Voiding disorders encompass dysfunction and urinary incontinence. Voiding dysfunction is a condition in which the bladder is not able to empty properly, and incontinence is a condition in which the bladder is not able to store urine properly.

There are two primary types of incontinence. Stress urinary incontinence (SUI) is characterized by the accidental leakage of urine during activities such as coughing, laughing, sneezing, or lifting heavy objects. Urge urinary incontinence (UUI) is characterized by an urgent need to pass urine, resulting in urine leakage. Another type of incontinence is a combination of both stress incontinence and urge incontinence, called mixed urinary incontinence (MUI).

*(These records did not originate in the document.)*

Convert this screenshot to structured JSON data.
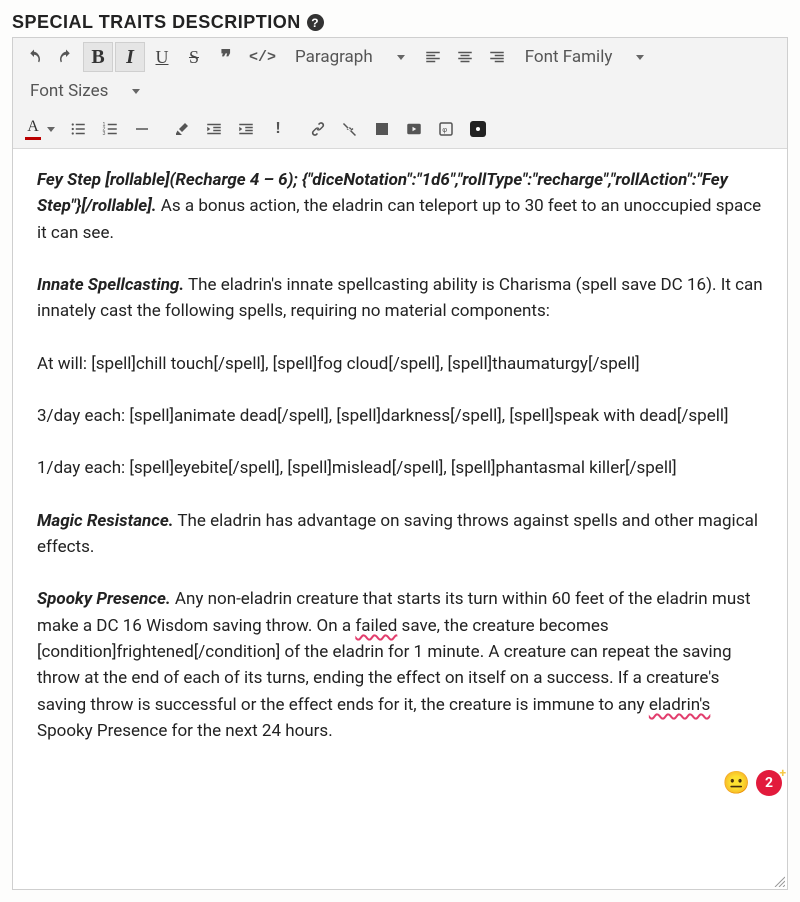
{
  "header": {
    "title": "SPECIAL TRAITS DESCRIPTION"
  },
  "toolbar": {
    "format_dd": "Paragraph",
    "fontfamily_dd": "Font Family",
    "fontsize_dd": "Font Sizes",
    "bold": "B",
    "italic": "I",
    "underline": "U",
    "strike": "S",
    "quote": "❞",
    "code": "</>",
    "textcolor": "A",
    "excl": "!"
  },
  "content": {
    "p1_lead": "Fey Step [rollable](Recharge 4 – 6); {\"diceNotation\":\"1d6\",\"rollType\":\"recharge\",\"rollAction\":\"Fey Step\"}[/rollable].",
    "p1_rest": " As a bonus action, the eladrin can teleport up to 30 feet to an unoccupied space it can see.",
    "p2_lead": "Innate Spellcasting.",
    "p2_rest": " The eladrin's innate spellcasting ability is Charisma (spell save DC 16). It can innately cast the following spells, requiring no material components:",
    "p3": "At will: [spell]chill touch[/spell], [spell]fog cloud[/spell], [spell]thaumaturgy[/spell]",
    "p4": "3/day each: [spell]animate dead[/spell], [spell]darkness[/spell], [spell]speak with dead[/spell]",
    "p5": "1/day each: [spell]eyebite[/spell], [spell]mislead[/spell], [spell]phantasmal killer[/spell]",
    "p6_lead": "Magic Resistance.",
    "p6_rest": " The eladrin has advantage on saving throws against spells and other magical effects.",
    "p7_lead": "Spooky Presence.",
    "p7_a": " Any non-eladrin creature that starts its turn within 60 feet of the eladrin must make a DC 16 Wisdom saving throw. On a ",
    "p7_err1": "failed",
    "p7_b": " save, the creature becomes [condition]frightened[/condition] of the eladrin for 1 minute. A creature can repeat the saving throw at the end of each of its turns, ending the effect on itself on a success. If a creature's saving throw is successful or the effect ends for it, the creature is immune to any ",
    "p7_err2": "eladrin's",
    "p7_c": " Spooky Presence for the next 24 hours."
  },
  "badges": {
    "emoji": "😐",
    "count": "2",
    "plus": "+"
  }
}
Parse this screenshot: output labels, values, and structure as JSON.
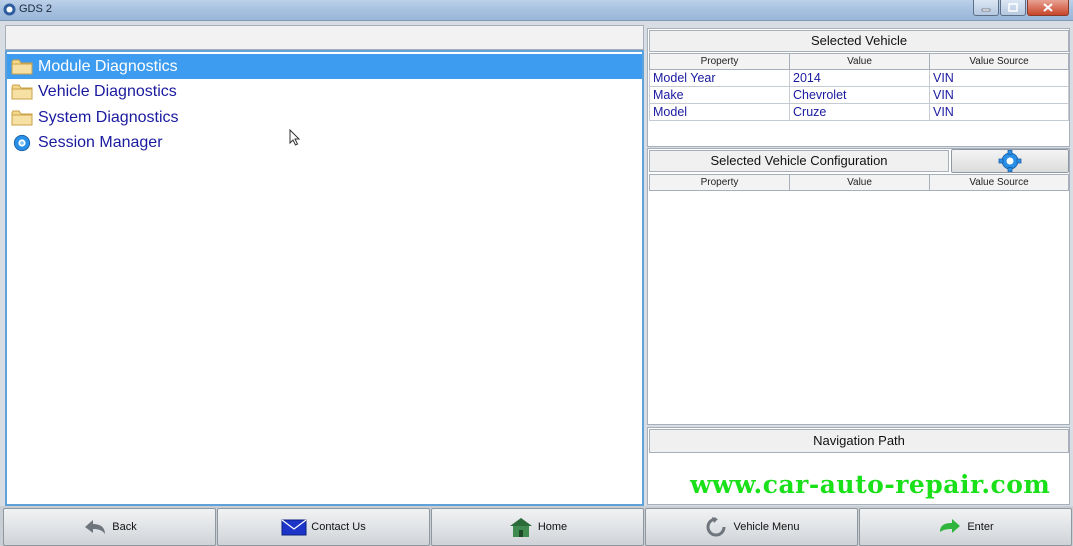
{
  "window": {
    "title": "GDS 2"
  },
  "tree": {
    "items": [
      {
        "label": "Module Diagnostics",
        "icon": "folder-icon",
        "selected": true
      },
      {
        "label": "Vehicle Diagnostics",
        "icon": "folder-icon",
        "selected": false
      },
      {
        "label": "System Diagnostics",
        "icon": "folder-icon",
        "selected": false
      },
      {
        "label": "Session Manager",
        "icon": "gear-icon",
        "selected": false
      }
    ]
  },
  "selected_vehicle": {
    "title": "Selected Vehicle",
    "columns": [
      "Property",
      "Value",
      "Value Source"
    ],
    "rows": [
      {
        "property": "Model Year",
        "value": "2014",
        "source": "VIN"
      },
      {
        "property": "Make",
        "value": "Chevrolet",
        "source": "VIN"
      },
      {
        "property": "Model",
        "value": "Cruze",
        "source": "VIN"
      }
    ]
  },
  "vehicle_config": {
    "title": "Selected Vehicle Configuration",
    "columns": [
      "Property",
      "Value",
      "Value Source"
    ]
  },
  "navigation_path": {
    "title": "Navigation Path"
  },
  "watermark": "www.car-auto-repair.com",
  "toolbar": {
    "back": "Back",
    "contact": "Contact Us",
    "home": "Home",
    "vehicle_menu": "Vehicle Menu",
    "enter": "Enter"
  },
  "colors": {
    "selection": "#3d9cf0",
    "link_text": "#1a1aa0",
    "watermark": "#19e019"
  }
}
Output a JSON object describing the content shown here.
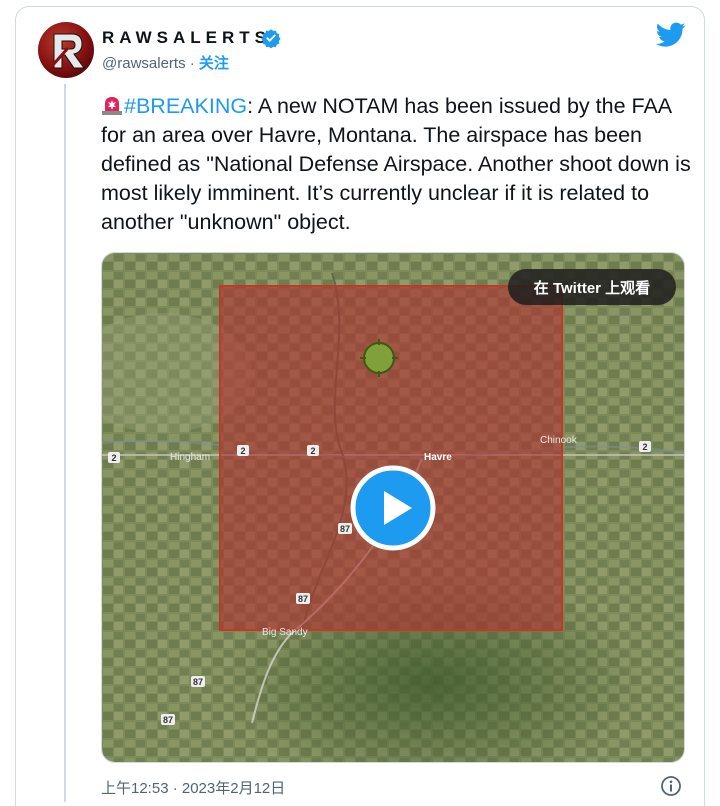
{
  "author": {
    "display_name": "RAWSALERTS",
    "handle": "@rawsalerts",
    "separator": " · ",
    "follow_label": "关注",
    "verified": true
  },
  "tweet": {
    "hashtag": "#BREAKING",
    "body": ": A new NOTAM has been issued by the FAA for an area over Havre, Montana. The airspace has been defined as \"National Defense Airspace. Another shoot down is most likely imminent. It’s currently unclear if it is related to another \"unknown\" object."
  },
  "media": {
    "watch_on_twitter_label": "在 Twitter 上观看",
    "map_labels": {
      "town_havre": "Havre",
      "town_hingham": "Hingham",
      "town_chinook": "Chinook",
      "town_big_sandy": "Big Sandy",
      "route_2_a": "2",
      "route_2_b": "2",
      "route_2_c": "2",
      "route_2_d": "2",
      "route_87_a": "87",
      "route_87_b": "87",
      "route_87_c": "87",
      "route_87_d": "87"
    }
  },
  "footer": {
    "timestamp": "上午12:53 · 2023年2月12日"
  },
  "colors": {
    "link": "#1d9bf0",
    "secondary_text": "#536471",
    "restricted_zone": "#c0392b"
  }
}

Voiding dysfunctions often exhibit symptoms such as frequency (the need to urinate 8 or more times per day), urgency (the strong and immediateneed to urinate) and urine retention (an inability to empty your bladder). Both men and women may experience this problem. In men, these symptoms also can be caused an enlarged prostate, a condition known as benign prostate hyperplasia (BPH), which can cause many of these urinary symptoms and it can be present with other conditions as well.

Causes and Evaluation: Voiding problems can be caused by many conditions, including urinary tract or vaginal infections, muscle weakness, hormone imbalance, and neurological disorders. Capital Region Urology physicians employ a range of methods to evaluate these problems, beginning with a physical examination. We also can gather information through a variety of laboratory tests and imaging, including urine analysis; cystoscopy, examination of the bladder using a small scope; urodynamic evaluation, electrodiagnostic testing (EMG) of the pelvic floor, and fluoroscopy.

Treatment: Because the causes of voiding disorders are numerous, the subsequent treatments can cover a wide range of therapies, from medication such as antibiotics to control urinary tract infection, muscle relaxants to ease in emptying the bladder, and hormone treatment; catheterization; therapy techniques directed at re-educating nerves and muscles that control the urethra; and surgery including "suspension" and "sling" procedures